## [Activity]
Everything in the records below goes into the copy exactly, except the pictures.

## [Data extracts]
<<<<
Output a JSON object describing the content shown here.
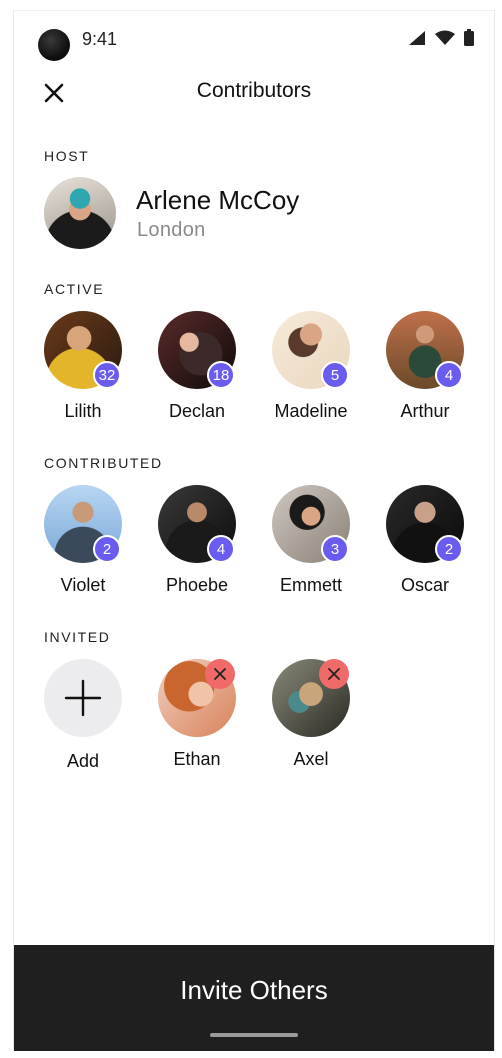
{
  "status_bar": {
    "time": "9:41"
  },
  "header": {
    "title": "Contributors",
    "close_icon": "close-icon"
  },
  "host": {
    "label": "HOST",
    "name": "Arlene McCoy",
    "city": "London"
  },
  "active": {
    "label": "ACTIVE",
    "people": [
      {
        "name": "Lilith",
        "count": "32",
        "colors": [
          "#c48a2a",
          "#2a1a10"
        ]
      },
      {
        "name": "Declan",
        "count": "18",
        "colors": [
          "#3a2a26",
          "#0f0b0a"
        ]
      },
      {
        "name": "Madeline",
        "count": "5",
        "colors": [
          "#f1dfc9",
          "#5a3a2c"
        ]
      },
      {
        "name": "Arthur",
        "count": "4",
        "colors": [
          "#b27a4e",
          "#2b3a2a"
        ]
      }
    ]
  },
  "contributed": {
    "label": "CONTRIBUTED",
    "people": [
      {
        "name": "Violet",
        "count": "2",
        "colors": [
          "#9cc3ea",
          "#3a2a20"
        ]
      },
      {
        "name": "Phoebe",
        "count": "4",
        "colors": [
          "#3a3a3a",
          "#0c0c0c"
        ]
      },
      {
        "name": "Emmett",
        "count": "3",
        "colors": [
          "#b9b1a8",
          "#2a2420"
        ]
      },
      {
        "name": "Oscar",
        "count": "2",
        "colors": [
          "#2a2a2a",
          "#0a0a0a"
        ]
      }
    ]
  },
  "invited": {
    "label": "INVITED",
    "add_label": "Add",
    "people": [
      {
        "name": "Ethan",
        "colors": [
          "#d9825a",
          "#a04a2a"
        ]
      },
      {
        "name": "Axel",
        "colors": [
          "#6a7a6a",
          "#2a2a24"
        ]
      }
    ]
  },
  "footer": {
    "invite_label": "Invite Others"
  },
  "colors": {
    "badge": "#6b5cf0",
    "remove": "#f06a6a",
    "footer": "#1f1f1f"
  }
}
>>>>
## [Task response]
Output a JSON object describing the content shown here.
{
  "status_bar": {
    "time": "9:41"
  },
  "header": {
    "title": "Contributors",
    "close_icon": "close-icon"
  },
  "host": {
    "label": "HOST",
    "name": "Arlene McCoy",
    "city": "London"
  },
  "active": {
    "label": "ACTIVE",
    "people": [
      {
        "name": "Lilith",
        "count": "32",
        "colors": [
          "#c48a2a",
          "#2a1a10"
        ]
      },
      {
        "name": "Declan",
        "count": "18",
        "colors": [
          "#3a2a26",
          "#0f0b0a"
        ]
      },
      {
        "name": "Madeline",
        "count": "5",
        "colors": [
          "#f1dfc9",
          "#5a3a2c"
        ]
      },
      {
        "name": "Arthur",
        "count": "4",
        "colors": [
          "#b27a4e",
          "#2b3a2a"
        ]
      }
    ]
  },
  "contributed": {
    "label": "CONTRIBUTED",
    "people": [
      {
        "name": "Violet",
        "count": "2",
        "colors": [
          "#9cc3ea",
          "#3a2a20"
        ]
      },
      {
        "name": "Phoebe",
        "count": "4",
        "colors": [
          "#3a3a3a",
          "#0c0c0c"
        ]
      },
      {
        "name": "Emmett",
        "count": "3",
        "colors": [
          "#b9b1a8",
          "#2a2420"
        ]
      },
      {
        "name": "Oscar",
        "count": "2",
        "colors": [
          "#2a2a2a",
          "#0a0a0a"
        ]
      }
    ]
  },
  "invited": {
    "label": "INVITED",
    "add_label": "Add",
    "people": [
      {
        "name": "Ethan",
        "colors": [
          "#d9825a",
          "#a04a2a"
        ]
      },
      {
        "name": "Axel",
        "colors": [
          "#6a7a6a",
          "#2a2a24"
        ]
      }
    ]
  },
  "footer": {
    "invite_label": "Invite Others"
  },
  "colors": {
    "badge": "#6b5cf0",
    "remove": "#f06a6a",
    "footer": "#1f1f1f"
  }
}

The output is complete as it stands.